• _Task statement_
Work out how many lines in these entries include the string "NetworkMapEditorDemo", and give only that figure.
******
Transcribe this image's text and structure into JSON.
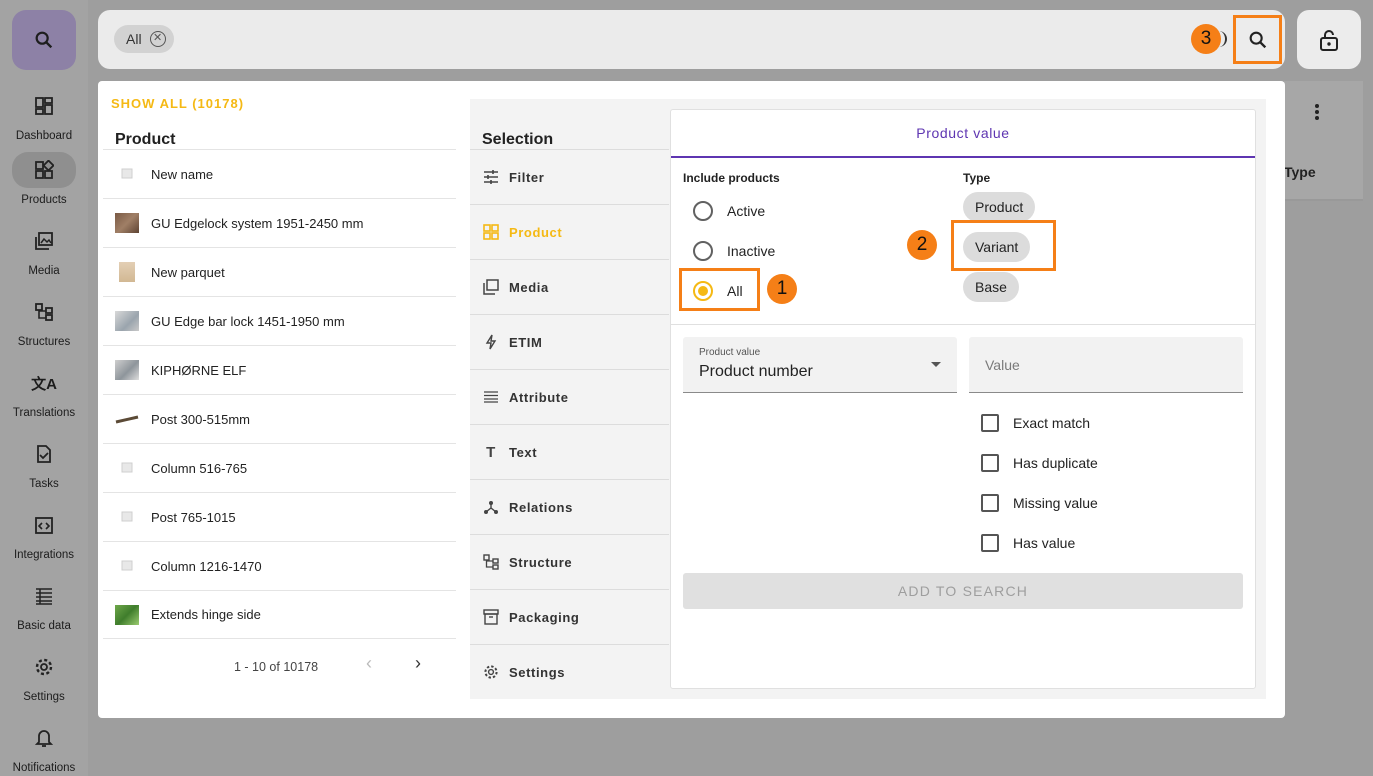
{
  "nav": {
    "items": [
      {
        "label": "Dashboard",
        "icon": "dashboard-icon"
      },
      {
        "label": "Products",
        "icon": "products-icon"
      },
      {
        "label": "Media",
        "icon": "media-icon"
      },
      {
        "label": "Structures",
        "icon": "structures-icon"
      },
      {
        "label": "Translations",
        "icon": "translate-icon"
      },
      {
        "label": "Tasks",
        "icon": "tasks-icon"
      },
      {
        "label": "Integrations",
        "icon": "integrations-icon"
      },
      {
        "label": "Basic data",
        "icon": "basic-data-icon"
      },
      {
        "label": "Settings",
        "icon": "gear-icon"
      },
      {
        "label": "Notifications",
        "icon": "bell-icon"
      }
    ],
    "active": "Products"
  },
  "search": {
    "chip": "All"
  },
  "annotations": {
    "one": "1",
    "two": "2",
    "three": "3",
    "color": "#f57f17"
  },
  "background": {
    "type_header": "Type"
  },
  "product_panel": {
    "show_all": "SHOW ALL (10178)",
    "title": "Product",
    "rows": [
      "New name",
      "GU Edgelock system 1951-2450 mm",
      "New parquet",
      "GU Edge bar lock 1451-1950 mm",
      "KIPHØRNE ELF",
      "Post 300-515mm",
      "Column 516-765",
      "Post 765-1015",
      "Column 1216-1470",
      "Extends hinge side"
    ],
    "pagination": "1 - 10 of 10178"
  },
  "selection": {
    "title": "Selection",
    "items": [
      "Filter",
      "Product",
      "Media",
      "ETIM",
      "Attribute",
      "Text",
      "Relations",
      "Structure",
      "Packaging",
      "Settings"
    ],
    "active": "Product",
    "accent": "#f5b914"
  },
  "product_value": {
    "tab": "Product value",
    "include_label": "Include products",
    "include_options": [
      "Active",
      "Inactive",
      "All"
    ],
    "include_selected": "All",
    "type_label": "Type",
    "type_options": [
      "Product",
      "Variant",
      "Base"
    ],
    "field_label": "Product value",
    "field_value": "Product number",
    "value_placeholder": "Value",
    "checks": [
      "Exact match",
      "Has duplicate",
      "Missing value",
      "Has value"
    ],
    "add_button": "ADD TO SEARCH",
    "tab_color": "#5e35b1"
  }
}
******
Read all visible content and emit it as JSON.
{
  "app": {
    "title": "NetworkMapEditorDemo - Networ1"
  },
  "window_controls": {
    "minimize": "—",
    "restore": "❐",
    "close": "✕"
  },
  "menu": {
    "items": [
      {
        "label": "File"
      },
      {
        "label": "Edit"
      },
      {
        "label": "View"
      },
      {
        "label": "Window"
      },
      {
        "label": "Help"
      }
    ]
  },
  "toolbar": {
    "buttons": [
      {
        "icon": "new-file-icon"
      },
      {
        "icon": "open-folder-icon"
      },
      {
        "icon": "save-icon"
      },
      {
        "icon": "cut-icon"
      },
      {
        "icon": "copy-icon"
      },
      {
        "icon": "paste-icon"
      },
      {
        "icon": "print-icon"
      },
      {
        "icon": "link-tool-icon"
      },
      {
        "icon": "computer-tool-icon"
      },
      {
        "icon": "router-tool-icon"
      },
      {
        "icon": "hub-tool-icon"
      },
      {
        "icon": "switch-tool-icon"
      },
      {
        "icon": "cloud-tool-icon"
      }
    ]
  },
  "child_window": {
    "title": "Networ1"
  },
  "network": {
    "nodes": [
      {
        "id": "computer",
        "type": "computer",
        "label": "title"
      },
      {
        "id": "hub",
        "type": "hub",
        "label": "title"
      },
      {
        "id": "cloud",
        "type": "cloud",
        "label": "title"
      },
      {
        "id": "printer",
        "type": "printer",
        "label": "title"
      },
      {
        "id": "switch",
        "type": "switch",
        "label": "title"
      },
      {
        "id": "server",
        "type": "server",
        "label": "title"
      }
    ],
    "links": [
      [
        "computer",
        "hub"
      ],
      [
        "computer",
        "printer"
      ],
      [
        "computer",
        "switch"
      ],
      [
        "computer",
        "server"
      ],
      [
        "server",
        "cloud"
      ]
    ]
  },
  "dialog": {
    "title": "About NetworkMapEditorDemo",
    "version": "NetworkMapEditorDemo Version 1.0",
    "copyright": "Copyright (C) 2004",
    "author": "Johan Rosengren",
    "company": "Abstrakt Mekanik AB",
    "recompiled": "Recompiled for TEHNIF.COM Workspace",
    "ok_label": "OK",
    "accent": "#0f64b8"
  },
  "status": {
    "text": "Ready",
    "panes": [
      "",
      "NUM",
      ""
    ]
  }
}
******
• _Solved problem_
3